Latest Photoelectric effect Stories
Although high-temperature superconductors are widely used in technologies such as MRI machines, explaining the unusual properties of these materials remains an unsolved problem for theoretical physicists.
Balluffâ€™s new line of BKT 67M contrast sensors are perfect for detecting brightness differences in parts, labels, and imprints on packaging.
At the heart of the method is a so-called quantum point contact (QPC).
With extremely short wavelengths and very high intensities, light-matter interaction seems to be different than previously accepted
New study finds that household photoelectric alarms are more likely to remain working
In the macroscopic world of everyday life we often have 'deterministic chaos'. Events like weather and ocean currents, the movement of heavenly bodies, or the growth of insect populations can all be described in exact formulas. They are indeed 'deterministic'. But the way they proceed in reality is highly sensitive to initial values. Even the smallest failure to measure the initial conditions can make a long-term prediction impossible. Physicists call such systems 'chaotic'.
A hundred years ago, we took the first steps in recognising, at the level of elementary physical events, the dual character of nature that had been postulated in natural philosophy. Albert Einstein was the first who saw Max Planckâ€™s quantum hypothesis leading to this dual character. Einstein suggested the photon have an electromagnetic wave character, although photons had previously been considered as particles. That was the quintessence of his work on the photoelectric effect. Later...
In 1921 Einstein won the Nobel Prize not for his work on relativity, but for solving a puzzle that had baffled scientists since 1887 -- the photoelectric effect. In one of the three ground-breaking papers he published in 1905 he explained it in one astonishing blow: the light is quantized.

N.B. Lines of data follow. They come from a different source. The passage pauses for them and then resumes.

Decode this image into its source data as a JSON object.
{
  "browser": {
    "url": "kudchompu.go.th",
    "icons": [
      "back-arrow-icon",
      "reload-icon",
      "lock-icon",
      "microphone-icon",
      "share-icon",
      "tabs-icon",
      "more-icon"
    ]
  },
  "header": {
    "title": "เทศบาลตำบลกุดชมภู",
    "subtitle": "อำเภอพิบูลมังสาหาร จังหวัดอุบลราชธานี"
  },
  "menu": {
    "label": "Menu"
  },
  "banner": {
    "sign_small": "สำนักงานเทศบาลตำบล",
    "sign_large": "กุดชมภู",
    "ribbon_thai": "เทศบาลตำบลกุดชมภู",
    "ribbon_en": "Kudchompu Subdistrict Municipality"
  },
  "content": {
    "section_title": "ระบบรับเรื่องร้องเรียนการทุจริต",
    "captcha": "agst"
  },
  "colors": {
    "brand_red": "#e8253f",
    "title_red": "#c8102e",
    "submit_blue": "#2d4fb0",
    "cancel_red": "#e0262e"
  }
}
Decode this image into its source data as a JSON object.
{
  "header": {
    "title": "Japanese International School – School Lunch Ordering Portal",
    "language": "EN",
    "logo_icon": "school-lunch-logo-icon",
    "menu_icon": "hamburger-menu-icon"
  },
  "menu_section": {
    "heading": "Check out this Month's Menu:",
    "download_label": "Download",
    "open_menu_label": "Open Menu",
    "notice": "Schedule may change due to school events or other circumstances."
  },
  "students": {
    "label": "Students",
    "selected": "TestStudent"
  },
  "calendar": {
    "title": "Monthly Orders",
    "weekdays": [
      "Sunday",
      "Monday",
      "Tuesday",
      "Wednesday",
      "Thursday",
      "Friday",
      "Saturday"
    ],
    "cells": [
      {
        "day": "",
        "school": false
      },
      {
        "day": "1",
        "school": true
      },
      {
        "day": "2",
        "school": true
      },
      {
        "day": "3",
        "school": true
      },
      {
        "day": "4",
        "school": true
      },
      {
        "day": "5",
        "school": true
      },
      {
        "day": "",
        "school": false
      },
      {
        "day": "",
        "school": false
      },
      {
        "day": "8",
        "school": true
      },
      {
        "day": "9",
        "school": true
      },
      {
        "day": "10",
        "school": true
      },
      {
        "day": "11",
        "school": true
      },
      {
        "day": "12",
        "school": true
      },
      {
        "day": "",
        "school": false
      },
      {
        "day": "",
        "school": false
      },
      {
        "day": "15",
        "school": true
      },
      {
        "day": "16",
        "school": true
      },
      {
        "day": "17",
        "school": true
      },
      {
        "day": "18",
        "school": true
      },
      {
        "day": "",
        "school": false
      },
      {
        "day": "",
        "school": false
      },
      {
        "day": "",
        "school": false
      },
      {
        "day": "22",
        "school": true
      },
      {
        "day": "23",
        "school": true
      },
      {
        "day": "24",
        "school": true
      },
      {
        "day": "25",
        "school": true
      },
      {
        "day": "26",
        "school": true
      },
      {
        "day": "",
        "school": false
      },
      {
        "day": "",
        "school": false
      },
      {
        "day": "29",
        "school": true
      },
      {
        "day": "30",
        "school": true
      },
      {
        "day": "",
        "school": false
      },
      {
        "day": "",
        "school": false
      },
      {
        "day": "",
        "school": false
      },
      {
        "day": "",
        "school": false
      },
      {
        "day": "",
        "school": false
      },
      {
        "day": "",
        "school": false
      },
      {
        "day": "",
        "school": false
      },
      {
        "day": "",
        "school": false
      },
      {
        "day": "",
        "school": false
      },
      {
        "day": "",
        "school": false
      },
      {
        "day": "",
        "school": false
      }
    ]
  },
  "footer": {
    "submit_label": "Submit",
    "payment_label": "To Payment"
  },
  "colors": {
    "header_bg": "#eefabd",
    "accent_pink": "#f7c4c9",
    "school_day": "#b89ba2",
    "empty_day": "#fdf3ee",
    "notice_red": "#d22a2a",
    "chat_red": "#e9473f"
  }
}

His work was the first step in launching quantum theory.
- The deadly nightshade, Atropa Belladonna, which possesses stupefying or poisonous properties.
- A sleeping-potion; a soporific.
- To mutter deliriously.